Activity => Out of the data below, copy every line with the string "фигуры".

[Page and application data records]
━━━

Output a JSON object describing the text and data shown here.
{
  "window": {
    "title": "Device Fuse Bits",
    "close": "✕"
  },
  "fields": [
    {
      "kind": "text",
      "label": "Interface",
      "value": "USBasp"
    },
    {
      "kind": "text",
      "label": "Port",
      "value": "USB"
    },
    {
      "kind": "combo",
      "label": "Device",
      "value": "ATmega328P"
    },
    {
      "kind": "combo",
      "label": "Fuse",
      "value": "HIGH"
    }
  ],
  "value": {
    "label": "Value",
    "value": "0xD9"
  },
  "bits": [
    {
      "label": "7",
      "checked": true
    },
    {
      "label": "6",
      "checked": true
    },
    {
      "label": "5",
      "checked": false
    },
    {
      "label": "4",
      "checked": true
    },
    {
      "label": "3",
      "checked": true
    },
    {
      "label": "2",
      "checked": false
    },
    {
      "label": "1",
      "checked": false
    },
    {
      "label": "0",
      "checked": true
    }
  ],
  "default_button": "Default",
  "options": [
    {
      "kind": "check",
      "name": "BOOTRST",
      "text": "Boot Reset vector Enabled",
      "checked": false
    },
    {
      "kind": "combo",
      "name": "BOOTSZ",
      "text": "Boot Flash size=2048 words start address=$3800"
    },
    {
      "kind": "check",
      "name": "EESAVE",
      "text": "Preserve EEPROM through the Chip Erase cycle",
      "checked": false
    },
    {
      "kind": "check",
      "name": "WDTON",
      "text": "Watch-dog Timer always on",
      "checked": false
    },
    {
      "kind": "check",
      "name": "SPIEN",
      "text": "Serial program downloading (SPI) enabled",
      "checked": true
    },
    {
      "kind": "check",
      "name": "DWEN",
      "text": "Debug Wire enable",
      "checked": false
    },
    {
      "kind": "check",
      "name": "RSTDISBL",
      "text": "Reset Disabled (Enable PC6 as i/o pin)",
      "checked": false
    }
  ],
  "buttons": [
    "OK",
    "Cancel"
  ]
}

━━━

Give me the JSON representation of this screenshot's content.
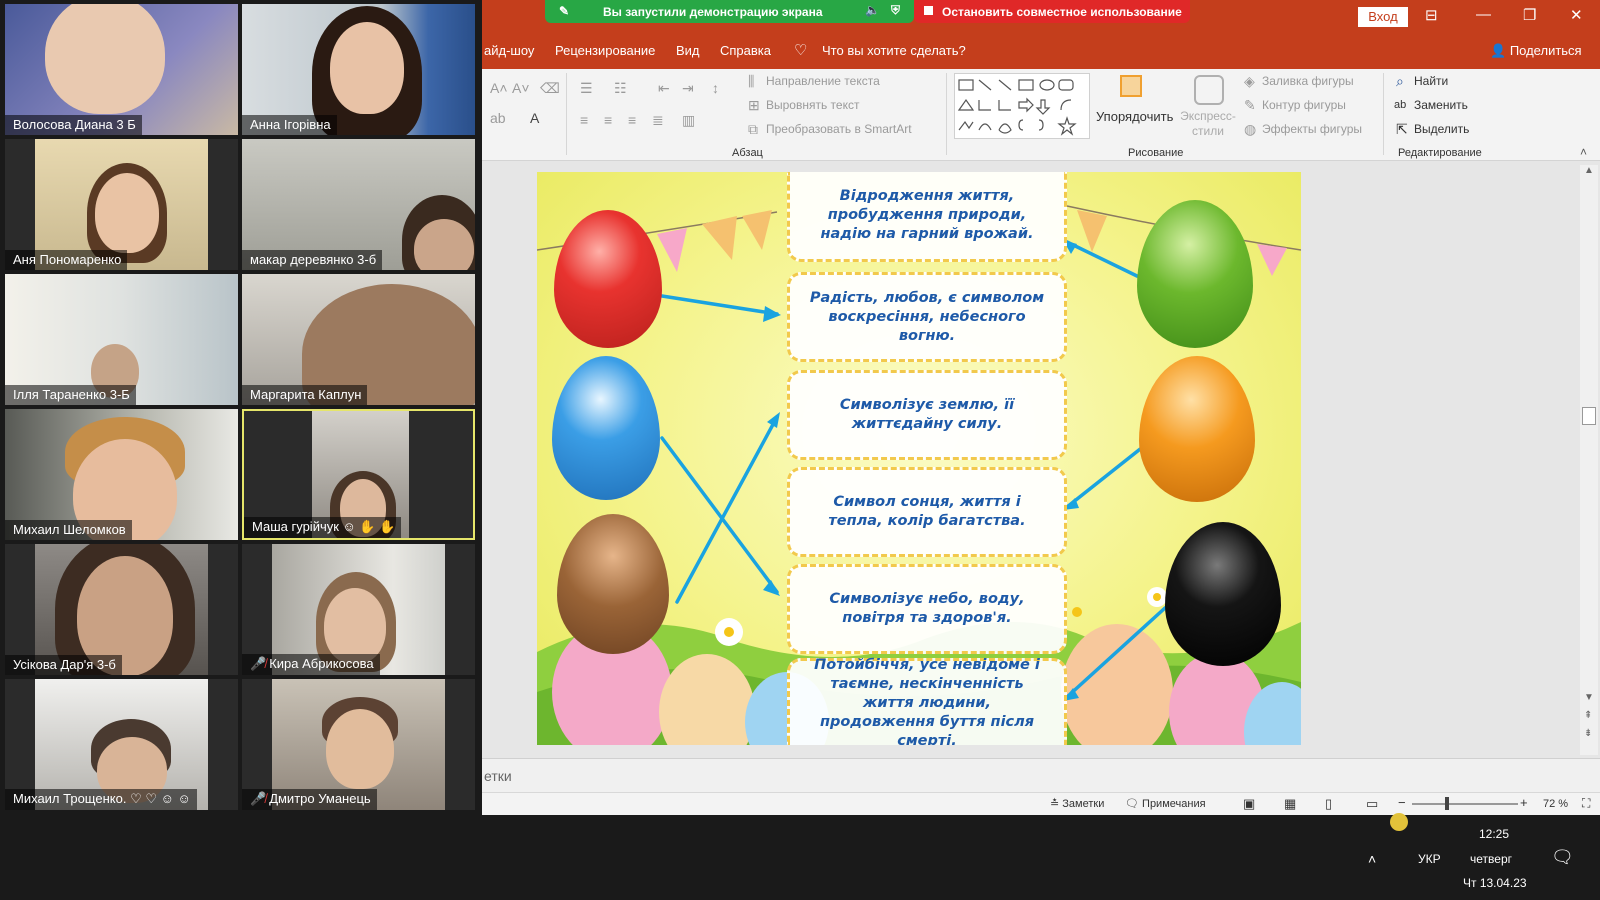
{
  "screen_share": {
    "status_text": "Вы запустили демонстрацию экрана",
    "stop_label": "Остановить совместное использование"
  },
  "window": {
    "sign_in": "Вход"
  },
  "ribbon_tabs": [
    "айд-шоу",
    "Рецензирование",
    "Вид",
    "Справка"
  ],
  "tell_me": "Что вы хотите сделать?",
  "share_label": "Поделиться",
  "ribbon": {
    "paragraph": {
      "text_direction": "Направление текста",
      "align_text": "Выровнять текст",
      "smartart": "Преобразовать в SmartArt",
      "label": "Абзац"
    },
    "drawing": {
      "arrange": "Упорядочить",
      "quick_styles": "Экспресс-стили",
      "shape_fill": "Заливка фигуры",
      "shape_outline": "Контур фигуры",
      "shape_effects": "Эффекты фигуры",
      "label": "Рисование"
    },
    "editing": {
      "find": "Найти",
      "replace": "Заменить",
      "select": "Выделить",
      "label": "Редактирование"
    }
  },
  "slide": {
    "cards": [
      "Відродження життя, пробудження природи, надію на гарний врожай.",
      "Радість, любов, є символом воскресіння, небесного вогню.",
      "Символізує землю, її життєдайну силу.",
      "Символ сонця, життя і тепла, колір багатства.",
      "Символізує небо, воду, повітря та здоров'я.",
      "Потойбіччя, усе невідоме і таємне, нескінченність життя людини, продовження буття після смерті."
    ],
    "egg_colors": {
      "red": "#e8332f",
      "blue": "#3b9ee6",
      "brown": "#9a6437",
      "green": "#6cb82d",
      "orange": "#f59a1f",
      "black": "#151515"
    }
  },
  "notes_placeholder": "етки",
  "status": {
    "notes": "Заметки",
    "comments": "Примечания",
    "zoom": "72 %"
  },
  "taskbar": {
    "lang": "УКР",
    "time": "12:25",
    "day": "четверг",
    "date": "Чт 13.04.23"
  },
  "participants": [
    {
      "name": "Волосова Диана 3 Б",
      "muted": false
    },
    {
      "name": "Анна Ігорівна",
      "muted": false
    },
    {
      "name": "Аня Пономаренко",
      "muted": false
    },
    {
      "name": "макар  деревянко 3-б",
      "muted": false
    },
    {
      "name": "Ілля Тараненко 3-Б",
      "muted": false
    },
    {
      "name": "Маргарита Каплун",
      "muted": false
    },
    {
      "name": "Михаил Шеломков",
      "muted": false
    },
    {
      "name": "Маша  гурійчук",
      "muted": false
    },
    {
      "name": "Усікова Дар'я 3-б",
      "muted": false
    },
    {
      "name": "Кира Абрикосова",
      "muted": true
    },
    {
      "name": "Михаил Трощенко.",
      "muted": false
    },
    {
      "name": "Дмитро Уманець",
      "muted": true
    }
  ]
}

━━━

Solution to this task =>
      "shape_fill": "Заливка фигуры",
      "shape_outline": "Контур фигуры",
      "shape_effects": "Эффекты фигуры",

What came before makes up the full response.